    We have literaly spent decades giving away American skilled jobs, from making cardboard boxes to our top scientific equipment. We need skilled workers to continue for generations to come. Enough of the College geeks that can-not even make a boy scout fire. Tax the imports, bring that back. Spend more time on small business less on Banks.... I know at 53 my job in the Auto Industry has dissolved, how wil I find a job that is meaninful at this age... Less on Wall Street and Banks more on jobs and small busines....I never did shop or like Wal-Mart. I miss Ed's variety store....Or Unique gifts..... Or Sally's 5 and 10.

    December 4, 2008 at 4:35 pm |
  12. Sherry - alliance4health

    Health care is a critical part of our National Infrastructure and investments in it are just as important as rebuilding roads and schools.

    Although many people think technology and consumer empowerment will be the savior It will be key to emphasize low tech solutions like primary care, medical homes and patient centered care with new models of care delivery like tele-health, PA's and NP's providing more basic care to free up (and increase the compensation) of the declining number of Family Practice Doctors for complex and chronic conditions.

    Europe has higher quality outcomes for 1/2 the cost and they don't use technology to accomplish it nor are their consumers particularly empowered but heir administrative overhead is far less but access to some high tech and new drugs are limited without any impact on outcomes. Unlike England many EU countries like France do it without socialized medicine but everyone is covered.

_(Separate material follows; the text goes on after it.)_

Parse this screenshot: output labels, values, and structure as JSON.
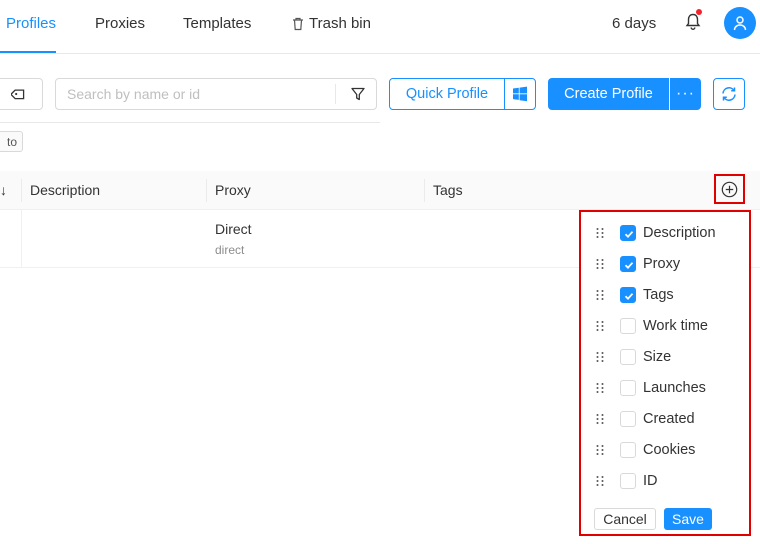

Holland even uses doc's that visit you at home after hours as that is more cost effective then a trip to an ER.

    December 4, 2008 at 4:20 pm |